Furthermore, we don’t give up. Sully compares his experience with what others are going through these days. He writes, “Perhaps in a similar fashion, people who are in their own personal crises—a pink slip, a foreclosure—can be reminded that no matter how dire the circumstance, or how little time you have to deal with it, further action is always possible. There’s always a way out of even the tightest spot. You can survive.” Survive he did—as did the other 154 people on the plane. But I am sure that his deeper meaning here is survival not only in the physical sense. Sully is abundantly aware that even some of the best pilots have been unable to save all their passengers, or even any of them, in a crisis.

And that’s the way it is with crosses. We may or may not have hope of surviving them in the physical sense. But we still pick them up. We still carry them with confidence. I had a good friend in Newport News, an educator whose name was Ben. Ben and I ended up on the same committee in the Southern Diocese and used to travel together to meetings. One day he confided in me that he had just received a grim diagnosis from his doctor. He had come down with lung cancer and it was spreading rapidly. And then he answered the question which had sprung to my mind but which would have been unkind to ask: Was he a smoker? “Doug,” he volunteered, I’ve never smoked in my life.” It was the cruelest kind of cross: A wonderful family man, a strong Christian, a non-smoker—why should he have to die? But Ben knew how to take up that cross.
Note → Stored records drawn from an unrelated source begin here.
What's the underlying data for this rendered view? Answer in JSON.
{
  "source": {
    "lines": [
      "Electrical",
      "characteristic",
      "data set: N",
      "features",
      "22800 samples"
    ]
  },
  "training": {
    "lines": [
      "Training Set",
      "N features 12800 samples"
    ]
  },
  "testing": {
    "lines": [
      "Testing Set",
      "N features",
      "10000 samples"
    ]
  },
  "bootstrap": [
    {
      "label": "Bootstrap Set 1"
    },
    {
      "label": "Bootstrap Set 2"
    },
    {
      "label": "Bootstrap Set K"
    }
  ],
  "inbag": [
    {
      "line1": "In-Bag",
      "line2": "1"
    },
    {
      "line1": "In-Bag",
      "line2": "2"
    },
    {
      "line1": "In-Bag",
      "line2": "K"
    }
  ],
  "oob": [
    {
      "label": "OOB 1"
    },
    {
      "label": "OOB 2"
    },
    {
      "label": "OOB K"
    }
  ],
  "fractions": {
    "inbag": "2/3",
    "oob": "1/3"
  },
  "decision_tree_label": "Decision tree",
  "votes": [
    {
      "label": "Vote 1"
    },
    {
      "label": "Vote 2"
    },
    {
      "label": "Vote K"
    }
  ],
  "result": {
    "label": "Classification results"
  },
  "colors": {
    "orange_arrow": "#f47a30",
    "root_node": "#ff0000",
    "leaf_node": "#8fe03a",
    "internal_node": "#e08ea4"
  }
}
He kept on keeping on with his wife and children, his school work and his church work; he kept right on with his bright spirit and his great sense of humor. My last visit with Ben was at the hospital where he died. As I approached the room I saw his family, whom I did not know, gathered outside. “Could I see Ben?” I asked, unsure whether they would let me in. “Let me ask him,” one replied. “Of course, let Doug come in,” was the immediate answer. With a smile on his face, Ben not only let me into his room but into his heart, to share his cross, his death and his victory.

Now, this final word today about crosses: God calls us and enables us not only to take up our own crosses and to share in the crosses of others. God calls us to do these things consciously and intentionally in the companionship of Christ. Remember Jesus’ challenge to his friends: “If any want to become my followers, let them deny themselves and take up their cross and follow me.” I want to be as clear as I can here: Following Jesus, being a companion of Christ, is far more than an exercise in memory about how much he suffered, how heavy that cross was, how excruciating the pain. Companionship with Christ is God’s supreme gift that we’re offered right here, right now, and through every minute of our lives. Picture him in your mind’s eye. If you lose your job or your home, see him at your side, sharing your discouragement. If you lose your loved one, feel him holding you close to himself, shedding his own tears with yours. The love God pours into us is not only a joyful love, it is a suffering love. It is a love by which God calls us into a whole new adventure of trust and intimacy which will revolutionize our life.

But let us be warned, you and I, as Jesus warned his friends: “Those who want to save their life will lose it, and those who lose their life for my sake, and for the sake of the gospel, will save it.”